Appearing on Thursday's CBS Late Show aired early Friday morning, former NBC Nightly News anchor Tom Brokaw discussed the Russian invasion of Ukraine with host David Letterman and observed: "...when chemical weapons were used in Syria and they were discovered, I didn't think it was President Obama's finest moment. He said there's a red line, then he kept moving that sucker....[Vladimir Putin] might have taken the measure of President Obama and said, 'I may be able to test this guy'....it has that appearance." [Listen to the audio or watch the video after the jump]
That analysis was prompted by Letterman noting: "And people are saying this [Russian invasion of Ukraine] is because of the negotiations, or the unilateral negotiations regarding Syria, when he [Putin] stepped in looking for weapons of mass destruction...and Obama had to sort of acquiesce that because it was not a bad idea. So now he [Putin] feels like he can get away with this. Is that part of it?" Brokaw replied: "Well, I think that's pretty astute."
Ironically, on Thursday morning's NBC Today, co-host Matt Lauer and MSNBC Morning Joe host Joe Scarborough condemned Republicans who suggested Obama's mishandling of Syria helped embolden Putin to invade Ukraine.
Here is a transcript of the March 6 Late Show exchange aired early on March 7:
12:14 AM ET
TOM BROKAW: This is a very dangerous game that he's [Vladimir Putin] playing because he's taunting the west, Europe and the United States, at the same time saying, "I'm going do what I want to do."
DAVID LETTERMAN: And people are saying this is because of the negotiations, or the unilateral negotiations regarding Syria, when he stepped in looking for weapons of mass destruction and getting rid of the nuclear – whatever he was going do, and Obama had to sort of acquiesce that because it was not a bad idea. So now he [Putin] feels like he can get away with this. Is that part of it?
BROKAW: Well, I think that's pretty astute. I don't know for sure what was in his [Putin's] mind, but the fact is that when chemical weapons were used in Syria and they were discovered, I didn't think it was President Obama's finest moment. He said there's a red line, then he kept moving that sucker, as they say, you know, all over Syria. And at one point, President Putin comes in, puts in an editorial op/ed page piece in the New York Times about, "We're back." Then he sends – he's got very skilled diplomats here at the United Nations and running the foreign ministry – he gets them involved. So I think he might have taken the measure of President Obama and said, "I may be able to test this guy." I don't know that for sure, David, but it has that appearance.
LETTERMAN: And is there now some question as to how many, how much, what percentage of these weapons in fact have been taken out of Syria or do we know that they have been transferred?
BROKAW: Well, we know that some have been taken out but we don't know how many.
LETTERMAN: We don't know how many. And what will happen? Will he [Putin] – he's not going to give Crimea – he's going to take it over, he's not going to give it back, is he?
BROKAW: He's not going to give it back.
LETTERMAN: So what do we do? Just sit around and hope for the best?
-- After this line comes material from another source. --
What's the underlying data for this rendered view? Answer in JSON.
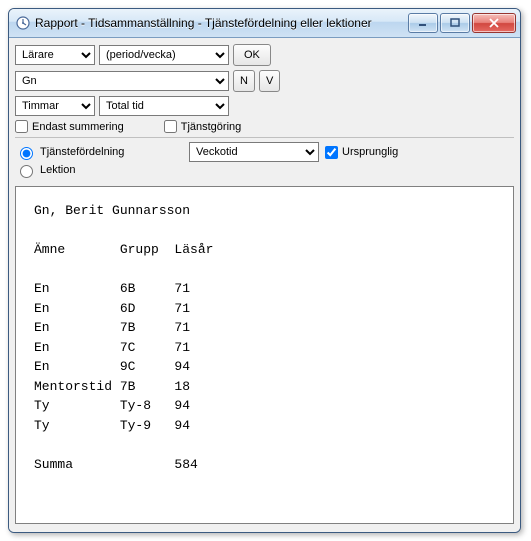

BROKAW: Well, the President today announced some sanctions, but I must say, even in the White House they must think they're pretty weak. You know, it's about visas, and if you have money here you can't get it out of here. That doesn't have much of an impact, frankly, on the Russian economy. A lot of people believe that you just better get used to the idea that there are going to be Russian troops in Crimea for some time. And that they will be protecting the Russian population and their interests there in Ukraine and Crimea will be divided to some point.
The people in Ukraine look across the border and they see the Poles and the Romanians and the others who are doing business with the west living much better than they are. And they say, "Well, we want to do business – that's what we want to be a part of." He [Putin] doesn't want to let them out of his sphere of influence.
LETTERMAN: Is it true that the thought remains in all of these former Soviet states that for a certain generation they like the way things were better when it was all taken care of than leaving it to chance of democracy and capitalism?
BROKAW: Yeah, a lot of them do. I mean, Gorbachev, who I think will be treated very well by the long reach of history, is an anti-hero in his own country. They hated what he did because they used to get a check every week and know that they were going to have a house and some food.
The oligarches don't feel that way. There's a small knot around Gorbachev – I mean around Putin – who've gotten fabulously rich. I mean, unbelievably rich. They own coastlines in Italy and France and they've got big investments in this country. They're really doing well. But it doesn't permeate the rest of the country. And so those folks who are out there living at the bottom of the food chain are saying, "You know, it was kind of better the other way."